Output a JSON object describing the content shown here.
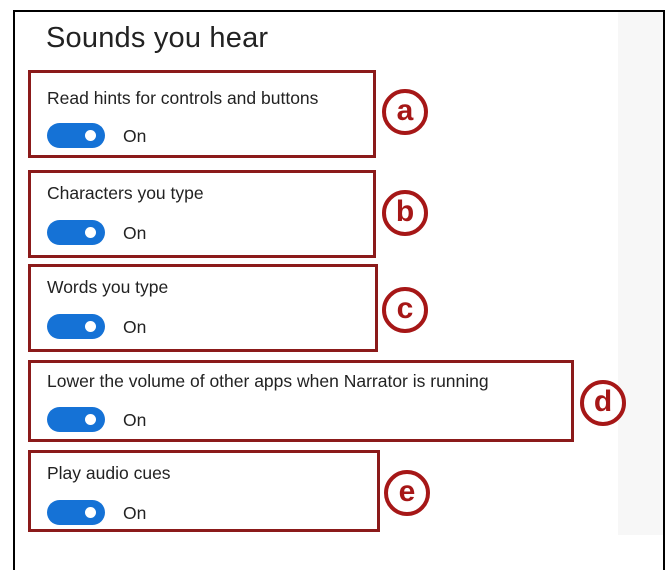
{
  "section": {
    "title": "Sounds you hear"
  },
  "settings": [
    {
      "label": "Read hints for controls and buttons",
      "state": "On",
      "annotation": "a"
    },
    {
      "label": "Characters you type",
      "state": "On",
      "annotation": "b"
    },
    {
      "label": "Words you type",
      "state": "On",
      "annotation": "c"
    },
    {
      "label": "Lower the volume of other apps when Narrator is running",
      "state": "On",
      "annotation": "d"
    },
    {
      "label": "Play audio cues",
      "state": "On",
      "annotation": "e"
    }
  ],
  "colors": {
    "toggle_on": "#1572d6",
    "annotation_red": "#a61717",
    "highlight_border": "#8b1a1a"
  }
}
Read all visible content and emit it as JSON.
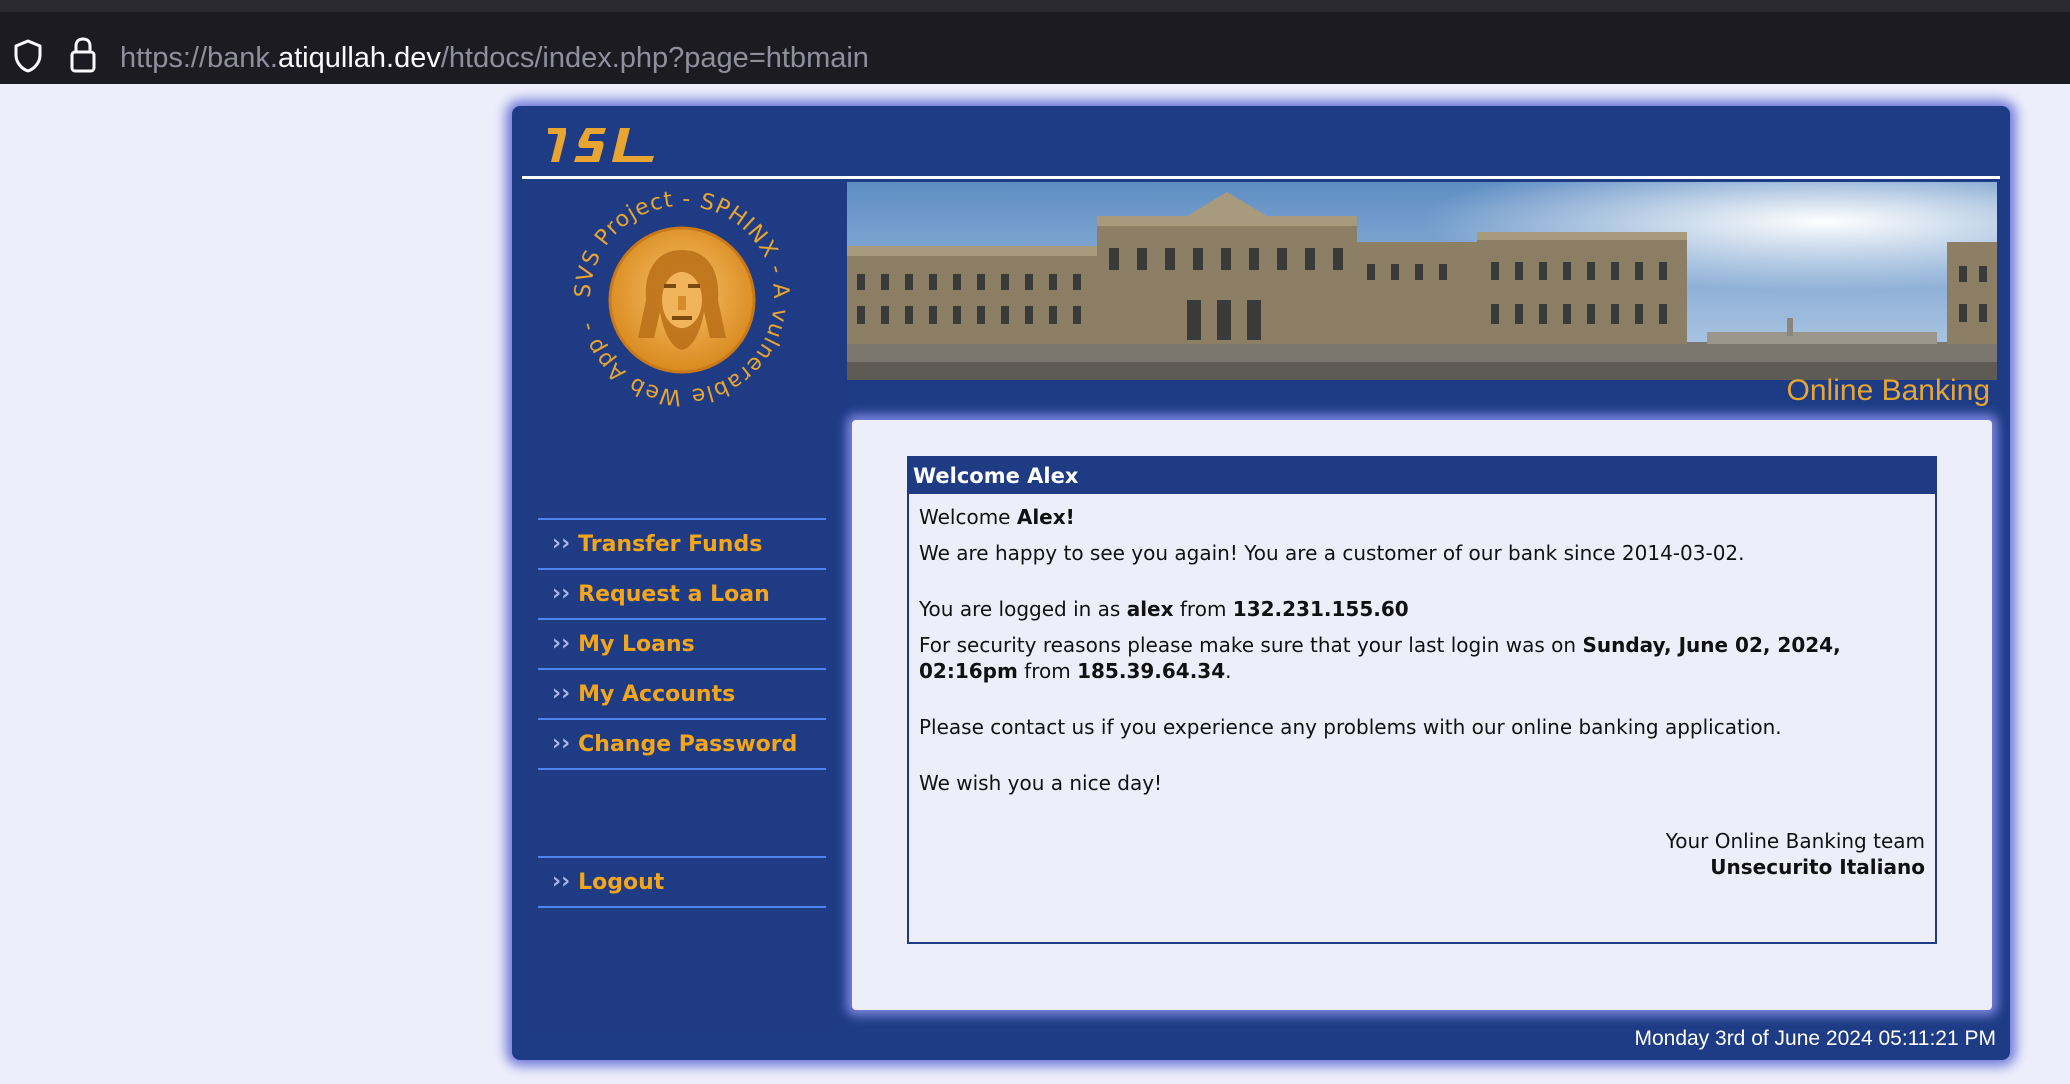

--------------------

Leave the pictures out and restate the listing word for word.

Output a JSON object describing the content shown here.
{
  "section": {
    "title": "Sounds you hear"
  },
  "settings": [
    {
      "label": "Read hints for controls and buttons",
      "state": "On",
      "annotation": "a"
    },
    {
      "label": "Characters you type",
      "state": "On",
      "annotation": "b"
    },
    {
      "label": "Words you type",
      "state": "On",
      "annotation": "c"
    },
    {
      "label": "Lower the volume of other apps when Narrator is running",
      "state": "On",
      "annotation": "d"
    },
    {
      "label": "Play audio cues",
      "state": "On",
      "annotation": "e"
    }
  ],
  "colors": {
    "toggle_on": "#1572d6",
    "annotation_red": "#a61717",
    "highlight_border": "#8b1a1a"
  }
}
Read all visible content and emit it as JSON.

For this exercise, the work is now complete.